So let’s say a kid wants to learn something big.  And by big, I mean something that could take a long time to master – something like speaking a language fluently, playing the piano, having a book published, competing in the Olympics, reading Harry Potter.  An accomplishment that will mean a high degree of mastery in a particular area when reached, but first, things that might feel like chore, drudgery, work.  It’s easy to think, when kids resist the early steps and phases of acquiring a skill, that they don’t actually want it that much.  If they did, wouldn’t they be willing to do the work?  Show up for the unpleasant parts?  Too often as adults we default to one of two things.  We give up, because we decide it wasn’t that important to them in the first place.  Or we just insist on practice, because we know they really want the possible result and the only way we see to get them there is to force it, to override the resistance.

Yikes.  Sometimes it’s OK, and whatever  default option we choose ends up seeming as though it was for the best.  But often it doesn’t, and everyone gets frustrated and cranky and disappointed.

When we decide to force it, it’s often in increments of half an hour.  If you’re going to insist on piano practicing, it’s for half an hour.  Getting better at reading?  Half an hour at a time.  Learning to rollerblade?  Half an hour.  And again, sometimes that works, but often it doesn’t.

When it doesn’t, consider that a half an hour can seem like a very long time.  Instead, consider suggesting very very tiny amounts of time, amounts that seem so ridiculously small they can’t possibly make any difference.  Amounts so small that they feel manageable, even laughable, to whoever’s trying to master the thing.  You can try it out on yourself first to see it in action.  It will likely make you laugh, it’s so silly.  Plan on doing something for 2.5 minutes.  Do it for a few days, and see if you get anything done.  And see if you get more done than you were getting done when you were insisting on hours at a time from yourself.  See how your resistance compares.

Then invite your kids to try it with whatever’s looming too large.  No amount of time is too small to start with.  (It’s always possible to add time, but once something gets swallowed up by resistance and struggle, it’s hard to restore the inspiration for it.) And it’s OK to worry that they won’t ever master it this way, but if you’ve read this far, you know that’s very possible with the alternative too, so it’s worth a try.  And further, it’s very likely that if it’s something they actually want to master, they will end up doing more than the little amount they’ve promised, once it doesn’t feel too overwhelming anymore. (It’s worth mentioning that if they don’t really want to master the thing, none of this is likely to do anything but allow them to do it as little as possible, which might not be the worst thing to find out.)  Even if they do stick with two and a quarter minutes for weeks, they’re likely to decide to increase it.  Contrary to what we’ve been led to believe, kids really do want to get better at things.  They want to be more and more like adults, including in the realm of mastery and self-direction and self-regulation.  This approach gives them the chance to dabble in those.
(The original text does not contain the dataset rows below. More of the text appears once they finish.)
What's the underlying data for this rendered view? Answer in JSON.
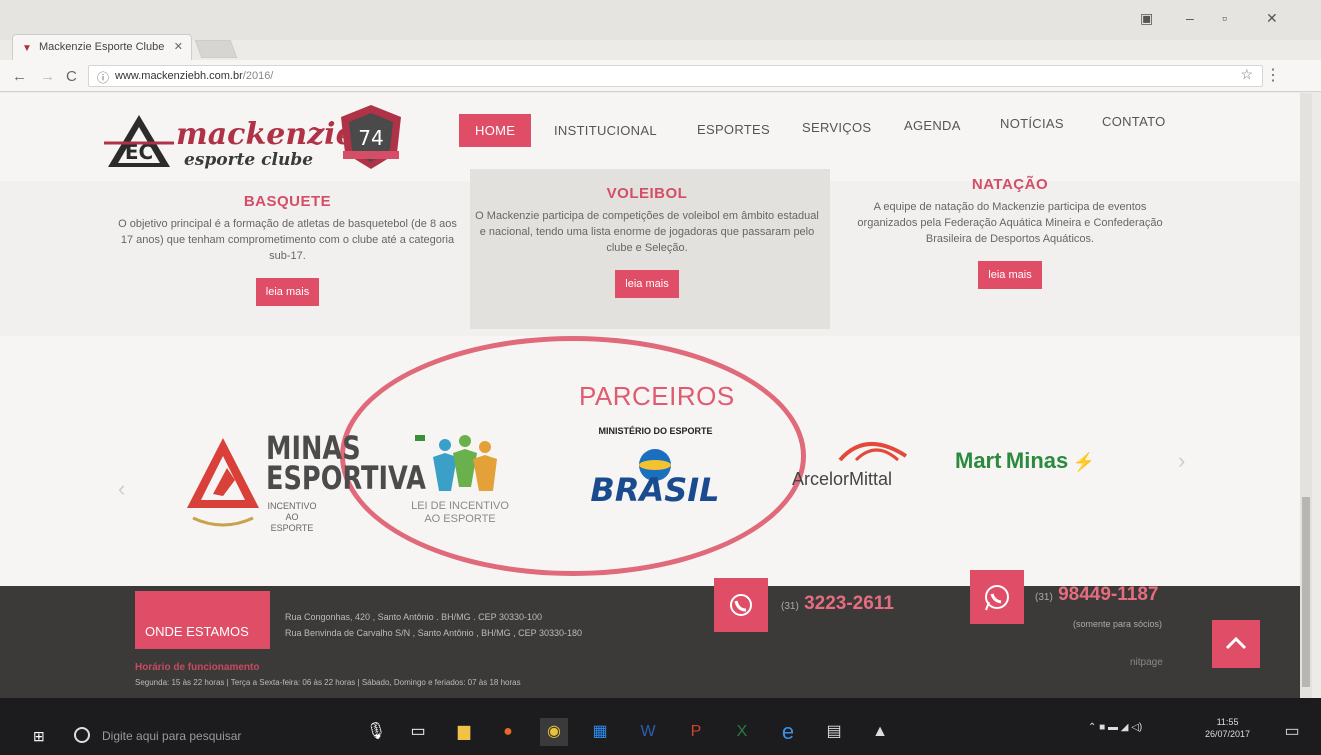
{
  "browser": {
    "tab_title": "Mackenzie Esporte Clube",
    "url_host": "www.mackenziebh.com.br",
    "url_path": "/2016/",
    "window_controls": [
      "–",
      "▫",
      "✕"
    ]
  },
  "site": {
    "logo_line1": "mackenzie",
    "logo_line2": "esporte clube",
    "badge_number": "74",
    "nav": [
      "HOME",
      "INSTITUCIONAL",
      "ESPORTES",
      "SERVIÇOS",
      "AGENDA",
      "NOTÍCIAS",
      "CONTATO"
    ],
    "sports": [
      {
        "title": "BASQUETE",
        "desc": "O objetivo principal é a formação de atletas de basquetebol (de 8 aos 17 anos) que tenham comprometimento com o clube até a categoria sub-17.",
        "button": "leia mais"
      },
      {
        "title": "VOLEIBOL",
        "desc": "O Mackenzie participa de competições de voleibol em âmbito estadual e nacional, tendo uma lista enorme de jogadoras que passaram pelo clube e Seleção.",
        "button": "leia mais"
      },
      {
        "title": "NATAÇÃO",
        "desc": "A equipe de natação do Mackenzie participa de eventos organizados pela Federação Aquática Mineira e Confederação Brasileira de Desportos Aquáticos.",
        "button": "leia mais"
      }
    ],
    "partners_title": "PARCEIROS",
    "partners": {
      "minas_title": "MINAS ESPORTIVA",
      "minas_sub": "INCENTIVO AO ESPORTE",
      "lei": "LEI DE INCENTIVO AO ESPORTE",
      "ministerio": "MINISTÉRIO DO ESPORTE",
      "brasil": "BRASIL",
      "arcelor": "ArcelorMittal",
      "mart_a": "Mart",
      "mart_b": "Minas"
    },
    "footer": {
      "onde": "ONDE ESTAMOS",
      "addr1": "Rua Congonhas, 420 , Santo Antônio . BH/MG . CEP 30330-100",
      "addr2": "Rua Benvinda de Carvalho S/N , Santo Antônio , BH/MG , CEP 30330-180",
      "phone1_ddd": "(31)",
      "phone1": "3223-2611",
      "phone2_ddd": "(31)",
      "phone2": "98449-1187",
      "phone2_note": "(somente para sócios)",
      "horario_title": "Horário de funcionamento",
      "horario": "Segunda: 15 às 22 horas  |  Terça a Sexta-feira: 06 às 22 horas  |  Sábado, Domingo e feriados: 07 às 18 horas",
      "brand": "nitpage"
    }
  },
  "taskbar": {
    "search_placeholder": "Digite aqui para pesquisar",
    "time": "11:55",
    "date": "26/07/2017"
  },
  "colors": {
    "accent": "#e04d67",
    "footer": "#3c3a38"
  }
}
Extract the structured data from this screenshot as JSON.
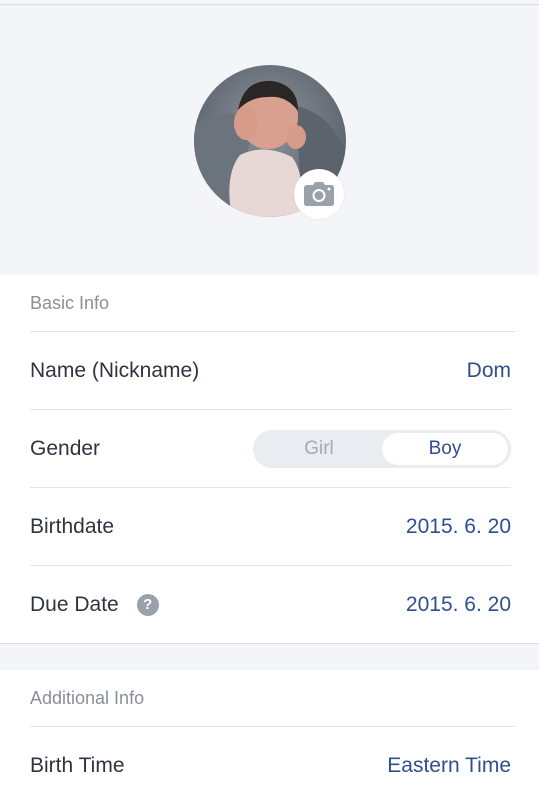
{
  "profile": {
    "photo_alt": "Baby profile photo"
  },
  "basic_info": {
    "header": "Basic Info",
    "name_label": "Name (Nickname)",
    "name_value": "Dom",
    "gender_label": "Gender",
    "gender_options": [
      "Girl",
      "Boy"
    ],
    "gender_selected": "Boy",
    "birthdate_label": "Birthdate",
    "birthdate_value": "2015. 6. 20",
    "due_date_label": "Due Date",
    "due_date_value": "2015. 6. 20",
    "help_icon_glyph": "?"
  },
  "additional_info": {
    "header": "Additional Info",
    "birth_time_label": "Birth Time",
    "birth_time_value": "Eastern Time"
  },
  "colors": {
    "accent": "#2f4f8f",
    "background": "#f3f5f8",
    "muted_text": "#8a9099"
  },
  "icons": {
    "camera": "camera-icon",
    "help": "question-circle-icon"
  }
}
But mostly, it’ll make it possible for them to take something on that’s big, in a way that doesn’t feel too big.

* I think it was because of one of Martha Beck’s books that I started using the practice, and inviting kids and parents to try it too. In order to include a link to her work here, I visited her blog and found that she just happens to have posted about what she calls turtle steps the other day. With a rather delightful turtle image, too.*